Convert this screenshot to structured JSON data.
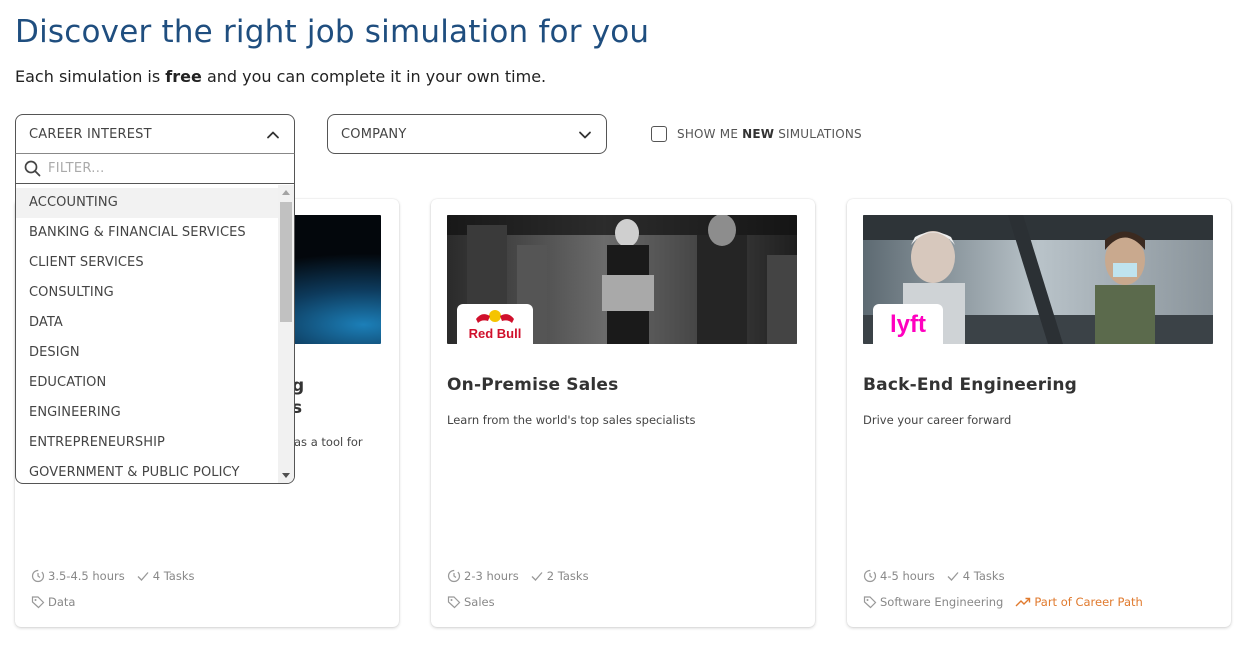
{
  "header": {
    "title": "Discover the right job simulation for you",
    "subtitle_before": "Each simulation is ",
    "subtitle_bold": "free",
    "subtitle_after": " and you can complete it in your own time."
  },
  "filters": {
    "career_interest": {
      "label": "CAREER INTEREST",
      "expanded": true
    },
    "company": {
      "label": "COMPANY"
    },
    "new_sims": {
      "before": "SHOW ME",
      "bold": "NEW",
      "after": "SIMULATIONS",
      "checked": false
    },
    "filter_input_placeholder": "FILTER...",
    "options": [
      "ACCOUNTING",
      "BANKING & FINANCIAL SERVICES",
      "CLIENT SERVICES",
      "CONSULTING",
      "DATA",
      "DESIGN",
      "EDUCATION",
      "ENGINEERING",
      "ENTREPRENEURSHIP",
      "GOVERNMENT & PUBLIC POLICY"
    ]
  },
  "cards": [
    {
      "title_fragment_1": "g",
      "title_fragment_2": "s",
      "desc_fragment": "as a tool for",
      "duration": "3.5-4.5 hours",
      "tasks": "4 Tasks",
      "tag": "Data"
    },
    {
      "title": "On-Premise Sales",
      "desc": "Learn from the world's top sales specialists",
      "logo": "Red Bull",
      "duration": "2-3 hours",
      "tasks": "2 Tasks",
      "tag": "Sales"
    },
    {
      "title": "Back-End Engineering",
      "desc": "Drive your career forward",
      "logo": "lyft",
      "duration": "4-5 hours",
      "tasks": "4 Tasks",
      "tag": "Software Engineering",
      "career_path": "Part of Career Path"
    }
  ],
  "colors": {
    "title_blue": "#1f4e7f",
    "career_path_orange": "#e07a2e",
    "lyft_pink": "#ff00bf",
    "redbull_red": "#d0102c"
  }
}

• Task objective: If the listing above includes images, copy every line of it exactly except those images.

• Answer:
Convert this screenshot to structured JSON data.
{
  "header": {
    "title": "Discover the right job simulation for you",
    "subtitle_before": "Each simulation is ",
    "subtitle_bold": "free",
    "subtitle_after": " and you can complete it in your own time."
  },
  "filters": {
    "career_interest": {
      "label": "CAREER INTEREST",
      "expanded": true
    },
    "company": {
      "label": "COMPANY"
    },
    "new_sims": {
      "before": "SHOW ME",
      "bold": "NEW",
      "after": "SIMULATIONS",
      "checked": false
    },
    "filter_input_placeholder": "FILTER...",
    "options": [
      "ACCOUNTING",
      "BANKING & FINANCIAL SERVICES",
      "CLIENT SERVICES",
      "CONSULTING",
      "DATA",
      "DESIGN",
      "EDUCATION",
      "ENGINEERING",
      "ENTREPRENEURSHIP",
      "GOVERNMENT & PUBLIC POLICY"
    ]
  },
  "cards": [
    {
      "title_fragment_1": "g",
      "title_fragment_2": "s",
      "desc_fragment": "as a tool for",
      "duration": "3.5-4.5 hours",
      "tasks": "4 Tasks",
      "tag": "Data"
    },
    {
      "title": "On-Premise Sales",
      "desc": "Learn from the world's top sales specialists",
      "logo": "Red Bull",
      "duration": "2-3 hours",
      "tasks": "2 Tasks",
      "tag": "Sales"
    },
    {
      "title": "Back-End Engineering",
      "desc": "Drive your career forward",
      "logo": "lyft",
      "duration": "4-5 hours",
      "tasks": "4 Tasks",
      "tag": "Software Engineering",
      "career_path": "Part of Career Path"
    }
  ],
  "colors": {
    "title_blue": "#1f4e7f",
    "career_path_orange": "#e07a2e",
    "lyft_pink": "#ff00bf",
    "redbull_red": "#d0102c"
  }
}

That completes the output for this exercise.